● EXERCISE BRIEF
When a line in the listing below contains the word "will", return a copy of that line.

● EXTRACTED RECORDS
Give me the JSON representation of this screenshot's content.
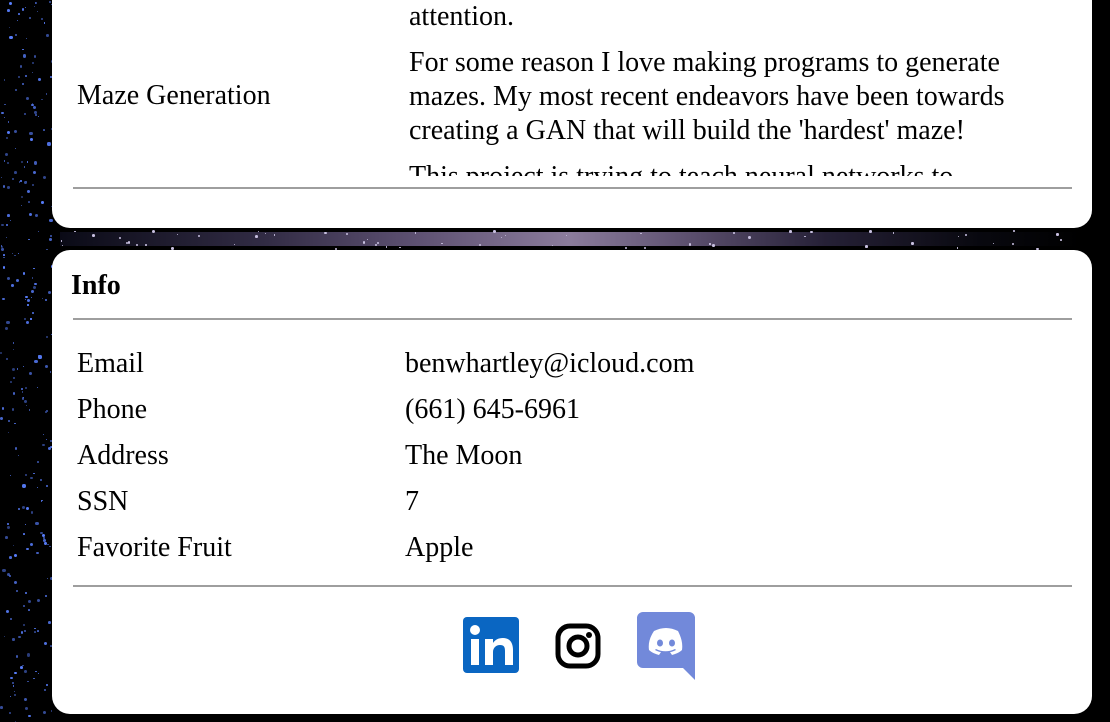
{
  "projects": {
    "fragment_top": "attention.",
    "rows": [
      {
        "name": "Maze Generation",
        "description": "For some reason I love making programs to generate mazes. My most recent endeavors have been towards creating a GAN that will build the 'hardest' maze!"
      },
      {
        "name": "",
        "description": "This project is trying to teach neural networks to"
      }
    ]
  },
  "info": {
    "title": "Info",
    "rows": [
      {
        "label": "Email",
        "value": "benwhartley@icloud.com"
      },
      {
        "label": "Phone",
        "value": "(661) 645-6961"
      },
      {
        "label": "Address",
        "value": "The Moon"
      },
      {
        "label": "SSN",
        "value": "7"
      },
      {
        "label": "Favorite Fruit",
        "value": "Apple"
      }
    ]
  },
  "socials": [
    {
      "name": "linkedin-icon",
      "color": "#0A66C2",
      "text": "in"
    },
    {
      "name": "instagram-icon",
      "color": "#000000"
    },
    {
      "name": "discord-icon",
      "color": "#7289DA"
    }
  ]
}
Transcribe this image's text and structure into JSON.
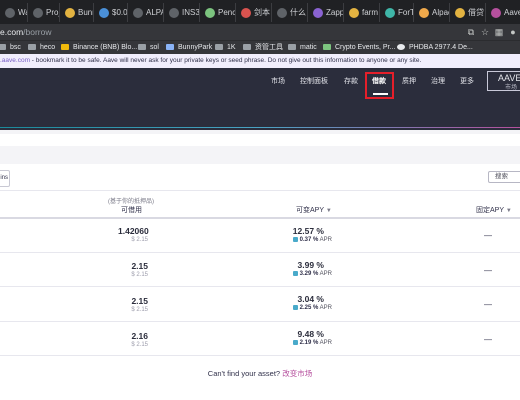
{
  "browser": {
    "tabs": [
      {
        "label": "Waul"
      },
      {
        "label": "Proje"
      },
      {
        "label": "Bunn"
      },
      {
        "label": "$0.0"
      },
      {
        "label": "ALPA"
      },
      {
        "label": "INS3"
      },
      {
        "label": "Penc"
      },
      {
        "label": "剑本"
      },
      {
        "label": "什么"
      },
      {
        "label": "Zapp"
      },
      {
        "label": "farm"
      },
      {
        "label": "ForTu"
      },
      {
        "label": "Alpac"
      },
      {
        "label": "借贷"
      },
      {
        "label": "Aave"
      }
    ],
    "url_domain": "e.com",
    "url_path": "/borrow",
    "bookmarks": [
      {
        "label": "bsc",
        "icon": "folder-icon"
      },
      {
        "label": "heco",
        "icon": "folder-icon"
      },
      {
        "label": "Binance (BNB) Blo...",
        "icon": "binance-icon"
      },
      {
        "label": "sol",
        "icon": "folder-icon"
      },
      {
        "label": "BunnyPark",
        "icon": "bunnypark-icon"
      },
      {
        "label": "1K",
        "icon": "folder-icon"
      },
      {
        "label": "资管工具",
        "icon": "folder-icon"
      },
      {
        "label": "matic",
        "icon": "folder-icon"
      },
      {
        "label": "Crypto Events, Pr...",
        "icon": "crypto-icon"
      },
      {
        "label": "PHDBA 2977.4 De...",
        "icon": "github-icon"
      }
    ]
  },
  "notice": {
    "link": ".aave.com",
    "text": " - bookmark it to be safe. Aave will never ask for your private keys or seed phrase. Do not give out this information to anyone or any site."
  },
  "nav": {
    "items": [
      {
        "label": "市场",
        "active": false
      },
      {
        "label": "控制面板",
        "active": false
      },
      {
        "label": "存款",
        "active": false
      },
      {
        "label": "借款",
        "active": true
      },
      {
        "label": "质押",
        "active": false
      },
      {
        "label": "治理",
        "active": false
      },
      {
        "label": "更多",
        "active": false
      }
    ],
    "logo_text": "AAVE",
    "logo_sub": "市场"
  },
  "toolbar": {
    "left_button": "ins",
    "search_placeholder": "搜索"
  },
  "table": {
    "hint": "(基于你的抵押品)",
    "col_available": "可借用",
    "col_variable": "可变APY",
    "col_stable": "固定APY",
    "sort_glyph": "▼",
    "rows": [
      {
        "available": "1.42060",
        "available_usd": "$ 2.15",
        "apy": "12.57 %",
        "incentive": "0.37 %",
        "incentive_unit": "APR",
        "stable": "—"
      },
      {
        "available": "2.15",
        "available_usd": "$ 2.15",
        "apy": "3.99 %",
        "incentive": "3.29 %",
        "incentive_unit": "APR",
        "stable": "—"
      },
      {
        "available": "2.15",
        "available_usd": "$ 2.15",
        "apy": "3.04 %",
        "incentive": "2.25 %",
        "incentive_unit": "APR",
        "stable": "—"
      },
      {
        "available": "2.16",
        "available_usd": "$ 2.15",
        "apy": "9.48 %",
        "incentive": "2.19 %",
        "incentive_unit": "APR",
        "stable": "—"
      }
    ]
  },
  "footer": {
    "text": "Can't find your asset?",
    "link": "改变市场"
  }
}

● OUTPUT BELOW
        "description": "For some reason I love making programs to generate mazes. My most recent endeavors have been towards creating a GAN that will build the 'hardest' maze!"
    "text": " - bookmark it to be safe. Aave will never ask for your private keys or seed phrase. Do not give out this information to anyone or any site."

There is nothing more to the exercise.